U.K. Professional Clients
U.K. Private Customers
Company limited by guarantee establishment requirements: a non-profitable association, by and large, is a type of entity best suited to people seeking to set up a not-for-profit organisation. Charities, societies, community initiatives, sports clubs and so on often register as companies limited by guarantee. Organisations of this sort are established as "a company limited by guarantee and not having share capital" so setting up a non-profit company of this sort with Coddan holds a number of advantages for groups with social and/or charitable objectives, rather than financial ones.
The major difference between a company limited by guarantee and other limited companies – namely those limited by shares – is that the former arrangement limits the liability that members bear in the event of the company defaulting on its debts to a far greater degree than the latter. In a company limited by shares the members are liable for losses up to the value they paid for those shares; but in a company limited by guarantee, liabilities are limited to a set 'guarantee' level. This is typically set at £1 per member.
Given this major advantage, a company limited by guarantee gives its members greater safety. Coddan has years of experience helping groups to register non-profit corporations capable of achieving specific aims while protecting members from personal liability – often within 24 hours. This is especially useful for large organisations such as sports clubs, which may plan quite high levels of income and spending, meaning that the potential liabilities incurred under a limited by shares arrangement could be very high.

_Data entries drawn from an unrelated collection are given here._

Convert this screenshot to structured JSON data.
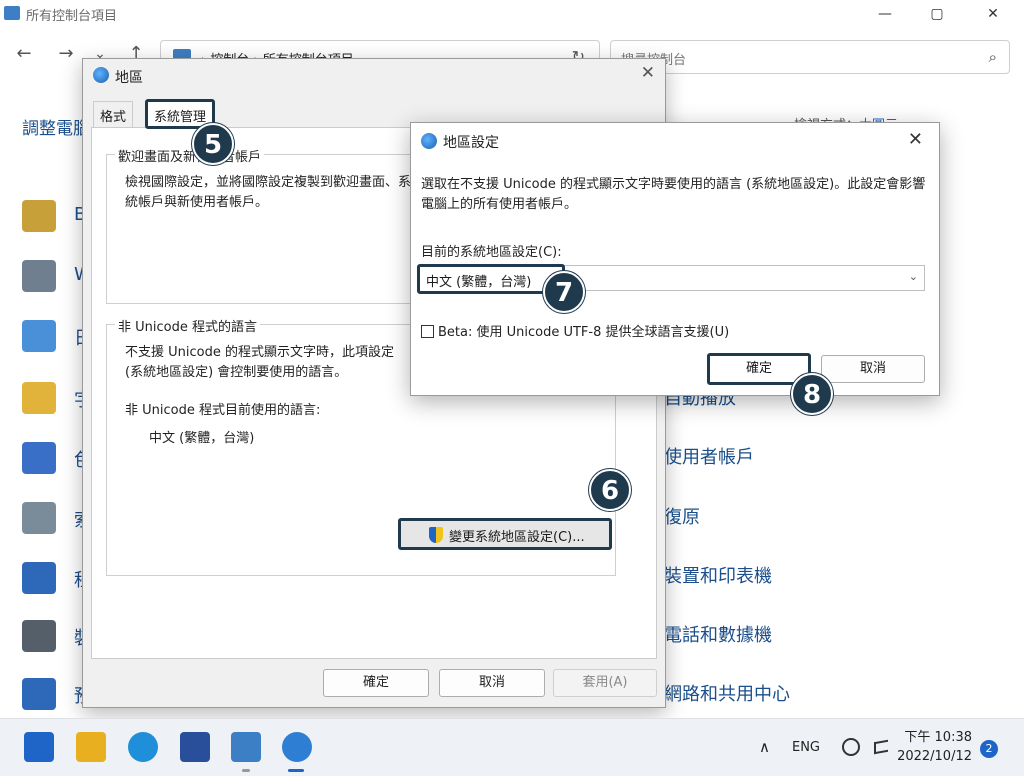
{
  "control_panel": {
    "window_title": "所有控制台項目",
    "minimize_glyph": "—",
    "maximize_glyph": "▢",
    "close_glyph": "✕",
    "back_glyph": "←",
    "forward_glyph": "→",
    "recent_glyph": "⌄",
    "up_glyph": "↑",
    "breadcrumb": "› 控制台 › 所有控制台項目",
    "refresh_glyph": "↻",
    "search_placeholder": "搜尋控制台",
    "search_glyph": "⌕",
    "heading": "調整電腦",
    "view_by_label": "檢視方式：",
    "view_by_value": "大圖示",
    "left_items": [
      {
        "label": "B",
        "icon": "bitlocker-icon",
        "color": "#c7a03a"
      },
      {
        "label": "W",
        "icon": "windows-tools-icon",
        "color": "#6f7f8f"
      },
      {
        "label": "日",
        "icon": "date-time-icon",
        "color": "#4a90d9"
      },
      {
        "label": "字",
        "icon": "fonts-icon",
        "color": "#e2b33a"
      },
      {
        "label": "色",
        "icon": "color-management-icon",
        "color": "#3a6fc7"
      },
      {
        "label": "索",
        "icon": "indexing-options-icon",
        "color": "#7a8b99"
      },
      {
        "label": "程",
        "icon": "programs-icon",
        "color": "#2e68b8"
      },
      {
        "label": "裝",
        "icon": "device-manager-icon",
        "color": "#555f6a"
      },
      {
        "label": "預",
        "icon": "default-programs-icon",
        "color": "#2e68b8"
      }
    ],
    "right_items": [
      "自動播放",
      "使用者帳戶",
      "復原",
      "裝置和印表機",
      "電話和數據機",
      "網路和共用中心"
    ]
  },
  "region_dialog": {
    "title": "地區",
    "close_glyph": "✕",
    "tabs": {
      "format": "格式",
      "admin": "系統管理"
    },
    "welcome_group": {
      "legend": "歡迎畫面及新使用者帳戶",
      "text": "檢視國際設定，並將國際設定複製到歡迎畫面、系統帳戶與新使用者帳戶。"
    },
    "nonunicode_group": {
      "legend": "非 Unicode 程式的語言",
      "text": "不支援 Unicode 的程式顯示文字時，此項設定 (系統地區設定) 會控制要使用的語言。",
      "current_label": "非 Unicode 程式目前使用的語言:",
      "current_value": "中文 (繁體，台灣)",
      "change_button": "變更系統地區設定(C)..."
    },
    "ok": "確定",
    "cancel": "取消",
    "apply": "套用(A)"
  },
  "region_settings_dialog": {
    "title": "地區設定",
    "close_glyph": "✕",
    "description": "選取在不支援 Unicode 的程式顯示文字時要使用的語言 (系統地區設定)。此設定會影響電腦上的所有使用者帳戶。",
    "current_label": "目前的系統地區設定(C):",
    "current_value": "中文 (繁體，台灣)",
    "chevron_glyph": "⌄",
    "beta_label": "Beta: 使用 Unicode UTF-8 提供全球語言支援(U)",
    "beta_checked": false,
    "ok": "確定",
    "cancel": "取消"
  },
  "badges": {
    "step5": "5",
    "step6": "6",
    "step7": "7",
    "step8": "8"
  },
  "taskbar": {
    "apps": [
      {
        "name": "start-icon",
        "color": "#1f65c8"
      },
      {
        "name": "file-explorer-icon",
        "color": "#e8b021"
      },
      {
        "name": "edge-icon",
        "color": "#1e8fd8"
      },
      {
        "name": "store-icon",
        "color": "#2a4f9a"
      },
      {
        "name": "control-panel-icon",
        "color": "#3d7fc4"
      },
      {
        "name": "region-globe-icon",
        "color": "#2e7fd4"
      }
    ],
    "tray": {
      "chevron": "∧",
      "language": "ENG",
      "time": "下午 10:38",
      "date": "2022/10/12",
      "notification_count": "2"
    }
  }
}
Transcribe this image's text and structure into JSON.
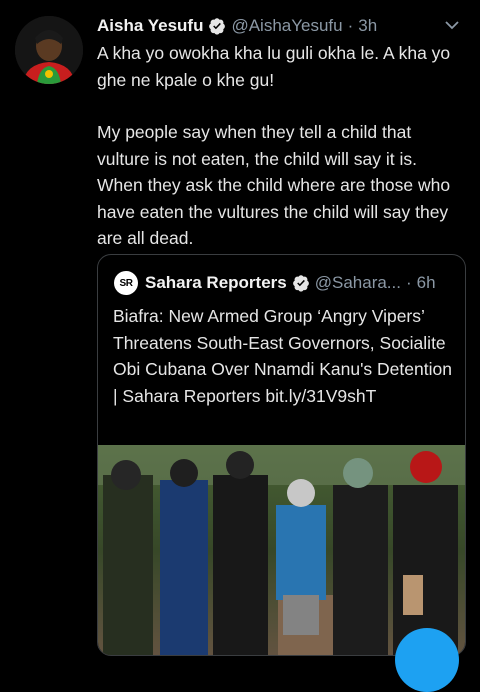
{
  "tweet": {
    "author_name": "Aisha Yesufu",
    "handle": "@AishaYesufu",
    "separator": "·",
    "time": "3h",
    "text_line1": "A kha yo owokha kha lu guli okha le. A kha yo ghe ne kpale o khe gu!",
    "text_line2": "My people say when they tell a child that vulture is not eaten, the child will say it is. When they ask the child where are those who have eaten the vultures the child will say they are all dead."
  },
  "quoted": {
    "logo_text": "SR",
    "author_name": "Sahara Reporters",
    "handle": "@Sahara...",
    "separator": "·",
    "time": "6h",
    "text": "Biafra: New Armed Group ‘Angry Vipers’ Threatens South-East Governors, Socialite Obi Cubana Over Nnamdi Kanu's Detention | Sahara Reporters bit.ly/31V9shT"
  },
  "icons": {
    "verified": "verified-badge-icon",
    "caret": "chevron-down-icon"
  },
  "colors": {
    "background": "#000000",
    "verified": "#1da1f2",
    "secondary_text": "#8b98a5",
    "fab": "#1da1f2"
  }
}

Companies that establishing in the Great Britain, as limited by guarantee will have articles drafted specifically for the aims and activities of those entities. As well as protection from personal liabilities, the arrangement is often preferred by local authorities, some of which will actually insist that charities or social organisations register as limited by guarantee.
As well as the considerable advantages of operating as this type of corporation, there are drawbacks. As the companies is not limited by shares, they are not allowed to issue shares and therefore have a diminished capacity to raise funds in this way. Non-profitable organisations can still take out loans, however, as well as issuing debentures. However, a number of not-for-profit associations do choose to incorporate their subsidiaries as limited by shares in order to be able to raise additional funding through the direct issuing of shares.
We will establish your new company limited by guarantee from scratch using your own registered office address, and appoint your own candidates to the roles of a director, secretary (if required), and member(s). Upon a company limited by guarantee start-up, these officer(s)' details will be recorded as the original details of your business entity.
Your company name must end with the word 'Limited', or its abbreviation 'Ltd', or the Welsh language equivalents: 'Cyfyngedig', or 'Cyf'. If certain requirements are met however, a company limited by guarantee may apply for and be granted an exemption from using 'limited' (or its Welsh equivalent) in its name.
If you want to a company limited by guarantee to be exempt from use of 'limited' in your corporate' name, we will produce a memorandum and articles of association for you which complies with the above requirements, for an additional fee of £50.00.
Coddan' special drafted and solicitors adopted memorandum and articles of association, which can be used not only in the UK, our own memorandum and articles of association will be very useful and accepted in other overseas countries. We do not use the Companies House' standard model of the memorandum and articles as most of others UK companies formation experts.
When ordering a company limited by guarantee please specify a list of the objects that need to be included to the memorandum of association.
Law requires a company limited by guarantee to have a memorandum of association containing the objects clause. The objects clause delimits the purposes for which the company is formed and also its legal capacity.
Your company limited by guarantee must have a registered office address within England, Scotland or Wales; this is the official address of your company and will be on the public record as such.
Companies House, HMRC, and other authorities will use the registered office address of your company limited by guarantee to send official documents, and they will assume that such documents have been received by the company' officers.
A private company limited by guarantee in England or Wales must have at least one director, one member, and may have a secretary.
You need at least one person to form thr company limited by guarantee. If there is only one director, and that director is a natural person in your firm, that director can also act as the secretary.
This requirement is met if a natural person as a corporation holds the office of director sole or otherwise by virtue of an office.
If you are planning to establish a private company limited by guarantee for the charitable purpose(es), you must appoint three officers as the trustees (directors).